» MATERIAL FOR THIS TASK:
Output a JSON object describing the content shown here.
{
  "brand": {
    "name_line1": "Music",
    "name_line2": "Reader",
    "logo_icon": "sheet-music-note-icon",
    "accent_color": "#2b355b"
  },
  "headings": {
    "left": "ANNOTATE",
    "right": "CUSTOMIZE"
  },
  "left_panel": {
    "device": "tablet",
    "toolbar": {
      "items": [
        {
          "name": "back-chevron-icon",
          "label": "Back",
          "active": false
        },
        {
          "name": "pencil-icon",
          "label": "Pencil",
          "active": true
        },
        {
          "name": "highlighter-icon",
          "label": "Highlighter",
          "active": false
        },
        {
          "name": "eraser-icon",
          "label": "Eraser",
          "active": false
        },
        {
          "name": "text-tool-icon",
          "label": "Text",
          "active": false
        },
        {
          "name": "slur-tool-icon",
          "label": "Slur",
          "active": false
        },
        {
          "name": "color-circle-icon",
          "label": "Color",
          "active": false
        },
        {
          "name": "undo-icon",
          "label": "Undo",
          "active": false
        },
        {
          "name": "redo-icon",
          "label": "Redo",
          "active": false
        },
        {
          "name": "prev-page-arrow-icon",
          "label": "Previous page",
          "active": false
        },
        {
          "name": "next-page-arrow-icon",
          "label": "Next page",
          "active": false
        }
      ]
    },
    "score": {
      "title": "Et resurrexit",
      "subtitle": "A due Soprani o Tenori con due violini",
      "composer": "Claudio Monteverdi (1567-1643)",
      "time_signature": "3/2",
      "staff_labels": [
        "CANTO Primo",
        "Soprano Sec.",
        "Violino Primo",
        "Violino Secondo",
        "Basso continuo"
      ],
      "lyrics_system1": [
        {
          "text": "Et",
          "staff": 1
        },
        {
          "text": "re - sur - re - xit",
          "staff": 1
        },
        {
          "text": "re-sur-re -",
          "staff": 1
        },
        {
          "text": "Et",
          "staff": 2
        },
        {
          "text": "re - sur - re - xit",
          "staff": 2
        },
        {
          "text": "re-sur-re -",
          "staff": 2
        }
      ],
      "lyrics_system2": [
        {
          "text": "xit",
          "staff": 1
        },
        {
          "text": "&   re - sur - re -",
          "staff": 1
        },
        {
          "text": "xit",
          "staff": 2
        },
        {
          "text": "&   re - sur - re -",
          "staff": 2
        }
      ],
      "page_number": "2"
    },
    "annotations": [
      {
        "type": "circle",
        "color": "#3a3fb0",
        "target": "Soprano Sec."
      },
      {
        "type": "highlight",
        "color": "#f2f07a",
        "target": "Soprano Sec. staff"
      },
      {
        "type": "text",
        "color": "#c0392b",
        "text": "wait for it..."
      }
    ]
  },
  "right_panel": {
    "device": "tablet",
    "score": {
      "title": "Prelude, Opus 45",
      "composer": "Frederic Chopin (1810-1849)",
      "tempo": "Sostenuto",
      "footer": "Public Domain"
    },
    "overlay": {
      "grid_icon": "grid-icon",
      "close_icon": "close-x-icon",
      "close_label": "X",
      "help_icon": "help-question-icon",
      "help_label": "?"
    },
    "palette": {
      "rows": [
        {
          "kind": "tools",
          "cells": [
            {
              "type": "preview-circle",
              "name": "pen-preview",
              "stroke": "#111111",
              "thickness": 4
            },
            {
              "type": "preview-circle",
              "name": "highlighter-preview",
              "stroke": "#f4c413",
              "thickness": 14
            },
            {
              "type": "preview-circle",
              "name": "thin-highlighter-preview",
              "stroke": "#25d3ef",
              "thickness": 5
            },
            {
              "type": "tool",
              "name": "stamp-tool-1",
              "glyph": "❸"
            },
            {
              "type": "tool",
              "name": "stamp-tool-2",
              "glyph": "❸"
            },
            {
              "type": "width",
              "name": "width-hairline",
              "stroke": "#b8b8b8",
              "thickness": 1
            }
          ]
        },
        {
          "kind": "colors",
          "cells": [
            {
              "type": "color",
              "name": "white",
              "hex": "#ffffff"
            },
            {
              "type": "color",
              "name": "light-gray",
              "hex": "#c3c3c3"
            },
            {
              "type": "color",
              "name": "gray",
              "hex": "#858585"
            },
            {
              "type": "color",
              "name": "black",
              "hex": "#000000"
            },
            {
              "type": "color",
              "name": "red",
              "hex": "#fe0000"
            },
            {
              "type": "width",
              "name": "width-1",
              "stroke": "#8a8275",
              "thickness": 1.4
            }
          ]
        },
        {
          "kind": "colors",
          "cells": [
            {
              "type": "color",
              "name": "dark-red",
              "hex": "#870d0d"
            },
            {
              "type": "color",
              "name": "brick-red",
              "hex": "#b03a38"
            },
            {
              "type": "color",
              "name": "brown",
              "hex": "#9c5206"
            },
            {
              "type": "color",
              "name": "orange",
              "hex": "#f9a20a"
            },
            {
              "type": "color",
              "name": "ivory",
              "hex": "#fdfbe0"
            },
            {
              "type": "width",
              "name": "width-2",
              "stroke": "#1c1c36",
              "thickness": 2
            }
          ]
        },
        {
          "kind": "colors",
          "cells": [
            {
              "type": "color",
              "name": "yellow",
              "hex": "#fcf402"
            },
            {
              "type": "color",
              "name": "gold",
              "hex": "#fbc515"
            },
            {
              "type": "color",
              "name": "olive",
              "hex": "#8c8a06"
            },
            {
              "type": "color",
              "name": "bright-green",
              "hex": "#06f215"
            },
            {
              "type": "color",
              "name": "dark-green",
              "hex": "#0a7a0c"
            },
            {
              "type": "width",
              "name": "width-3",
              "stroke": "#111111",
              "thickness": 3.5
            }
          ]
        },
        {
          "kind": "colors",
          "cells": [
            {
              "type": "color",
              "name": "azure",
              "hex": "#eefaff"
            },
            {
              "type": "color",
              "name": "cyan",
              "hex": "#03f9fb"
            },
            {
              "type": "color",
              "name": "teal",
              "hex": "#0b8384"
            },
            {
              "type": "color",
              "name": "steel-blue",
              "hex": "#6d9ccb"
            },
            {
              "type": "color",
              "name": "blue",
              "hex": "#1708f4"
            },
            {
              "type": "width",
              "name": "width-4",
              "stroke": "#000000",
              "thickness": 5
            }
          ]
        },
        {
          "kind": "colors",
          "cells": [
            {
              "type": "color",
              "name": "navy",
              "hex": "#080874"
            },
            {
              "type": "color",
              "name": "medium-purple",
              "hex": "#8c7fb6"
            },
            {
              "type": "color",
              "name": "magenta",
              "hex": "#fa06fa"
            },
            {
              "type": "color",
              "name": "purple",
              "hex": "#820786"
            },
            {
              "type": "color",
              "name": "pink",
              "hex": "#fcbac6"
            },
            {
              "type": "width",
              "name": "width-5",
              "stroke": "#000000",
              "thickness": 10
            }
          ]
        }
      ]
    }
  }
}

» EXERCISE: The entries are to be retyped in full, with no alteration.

» ANSWER BELOW:
Output a JSON object describing the content shown here.
{
  "brand": {
    "name_line1": "Music",
    "name_line2": "Reader",
    "logo_icon": "sheet-music-note-icon",
    "accent_color": "#2b355b"
  },
  "headings": {
    "left": "ANNOTATE",
    "right": "CUSTOMIZE"
  },
  "left_panel": {
    "device": "tablet",
    "toolbar": {
      "items": [
        {
          "name": "back-chevron-icon",
          "label": "Back",
          "active": false
        },
        {
          "name": "pencil-icon",
          "label": "Pencil",
          "active": true
        },
        {
          "name": "highlighter-icon",
          "label": "Highlighter",
          "active": false
        },
        {
          "name": "eraser-icon",
          "label": "Eraser",
          "active": false
        },
        {
          "name": "text-tool-icon",
          "label": "Text",
          "active": false
        },
        {
          "name": "slur-tool-icon",
          "label": "Slur",
          "active": false
        },
        {
          "name": "color-circle-icon",
          "label": "Color",
          "active": false
        },
        {
          "name": "undo-icon",
          "label": "Undo",
          "active": false
        },
        {
          "name": "redo-icon",
          "label": "Redo",
          "active": false
        },
        {
          "name": "prev-page-arrow-icon",
          "label": "Previous page",
          "active": false
        },
        {
          "name": "next-page-arrow-icon",
          "label": "Next page",
          "active": false
        }
      ]
    },
    "score": {
      "title": "Et resurrexit",
      "subtitle": "A due Soprani o Tenori con due violini",
      "composer": "Claudio Monteverdi (1567-1643)",
      "time_signature": "3/2",
      "staff_labels": [
        "CANTO Primo",
        "Soprano Sec.",
        "Violino Primo",
        "Violino Secondo",
        "Basso continuo"
      ],
      "lyrics_system1": [
        {
          "text": "Et",
          "staff": 1
        },
        {
          "text": "re - sur - re - xit",
          "staff": 1
        },
        {
          "text": "re-sur-re -",
          "staff": 1
        },
        {
          "text": "Et",
          "staff": 2
        },
        {
          "text": "re - sur - re - xit",
          "staff": 2
        },
        {
          "text": "re-sur-re -",
          "staff": 2
        }
      ],
      "lyrics_system2": [
        {
          "text": "xit",
          "staff": 1
        },
        {
          "text": "&   re - sur - re -",
          "staff": 1
        },
        {
          "text": "xit",
          "staff": 2
        },
        {
          "text": "&   re - sur - re -",
          "staff": 2
        }
      ],
      "page_number": "2"
    },
    "annotations": [
      {
        "type": "circle",
        "color": "#3a3fb0",
        "target": "Soprano Sec."
      },
      {
        "type": "highlight",
        "color": "#f2f07a",
        "target": "Soprano Sec. staff"
      },
      {
        "type": "text",
        "color": "#c0392b",
        "text": "wait for it..."
      }
    ]
  },
  "right_panel": {
    "device": "tablet",
    "score": {
      "title": "Prelude, Opus 45",
      "composer": "Frederic Chopin (1810-1849)",
      "tempo": "Sostenuto",
      "footer": "Public Domain"
    },
    "overlay": {
      "grid_icon": "grid-icon",
      "close_icon": "close-x-icon",
      "close_label": "X",
      "help_icon": "help-question-icon",
      "help_label": "?"
    },
    "palette": {
      "rows": [
        {
          "kind": "tools",
          "cells": [
            {
              "type": "preview-circle",
              "name": "pen-preview",
              "stroke": "#111111",
              "thickness": 4
            },
            {
              "type": "preview-circle",
              "name": "highlighter-preview",
              "stroke": "#f4c413",
              "thickness": 14
            },
            {
              "type": "preview-circle",
              "name": "thin-highlighter-preview",
              "stroke": "#25d3ef",
              "thickness": 5
            },
            {
              "type": "tool",
              "name": "stamp-tool-1",
              "glyph": "❸"
            },
            {
              "type": "tool",
              "name": "stamp-tool-2",
              "glyph": "❸"
            },
            {
              "type": "width",
              "name": "width-hairline",
              "stroke": "#b8b8b8",
              "thickness": 1
            }
          ]
        },
        {
          "kind": "colors",
          "cells": [
            {
              "type": "color",
              "name": "white",
              "hex": "#ffffff"
            },
            {
              "type": "color",
              "name": "light-gray",
              "hex": "#c3c3c3"
            },
            {
              "type": "color",
              "name": "gray",
              "hex": "#858585"
            },
            {
              "type": "color",
              "name": "black",
              "hex": "#000000"
            },
            {
              "type": "color",
              "name": "red",
              "hex": "#fe0000"
            },
            {
              "type": "width",
              "name": "width-1",
              "stroke": "#8a8275",
              "thickness": 1.4
            }
          ]
        },
        {
          "kind": "colors",
          "cells": [
            {
              "type": "color",
              "name": "dark-red",
              "hex": "#870d0d"
            },
            {
              "type": "color",
              "name": "brick-red",
              "hex": "#b03a38"
            },
            {
              "type": "color",
              "name": "brown",
              "hex": "#9c5206"
            },
            {
              "type": "color",
              "name": "orange",
              "hex": "#f9a20a"
            },
            {
              "type": "color",
              "name": "ivory",
              "hex": "#fdfbe0"
            },
            {
              "type": "width",
              "name": "width-2",
              "stroke": "#1c1c36",
              "thickness": 2
            }
          ]
        },
        {
          "kind": "colors",
          "cells": [
            {
              "type": "color",
              "name": "yellow",
              "hex": "#fcf402"
            },
            {
              "type": "color",
              "name": "gold",
              "hex": "#fbc515"
            },
            {
              "type": "color",
              "name": "olive",
              "hex": "#8c8a06"
            },
            {
              "type": "color",
              "name": "bright-green",
              "hex": "#06f215"
            },
            {
              "type": "color",
              "name": "dark-green",
              "hex": "#0a7a0c"
            },
            {
              "type": "width",
              "name": "width-3",
              "stroke": "#111111",
              "thickness": 3.5
            }
          ]
        },
        {
          "kind": "colors",
          "cells": [
            {
              "type": "color",
              "name": "azure",
              "hex": "#eefaff"
            },
            {
              "type": "color",
              "name": "cyan",
              "hex": "#03f9fb"
            },
            {
              "type": "color",
              "name": "teal",
              "hex": "#0b8384"
            },
            {
              "type": "color",
              "name": "steel-blue",
              "hex": "#6d9ccb"
            },
            {
              "type": "color",
              "name": "blue",
              "hex": "#1708f4"
            },
            {
              "type": "width",
              "name": "width-4",
              "stroke": "#000000",
              "thickness": 5
            }
          ]
        },
        {
          "kind": "colors",
          "cells": [
            {
              "type": "color",
              "name": "navy",
              "hex": "#080874"
            },
            {
              "type": "color",
              "name": "medium-purple",
              "hex": "#8c7fb6"
            },
            {
              "type": "color",
              "name": "magenta",
              "hex": "#fa06fa"
            },
            {
              "type": "color",
              "name": "purple",
              "hex": "#820786"
            },
            {
              "type": "color",
              "name": "pink",
              "hex": "#fcbac6"
            },
            {
              "type": "width",
              "name": "width-5",
              "stroke": "#000000",
              "thickness": 10
            }
          ]
        }
      ]
    }
  }
}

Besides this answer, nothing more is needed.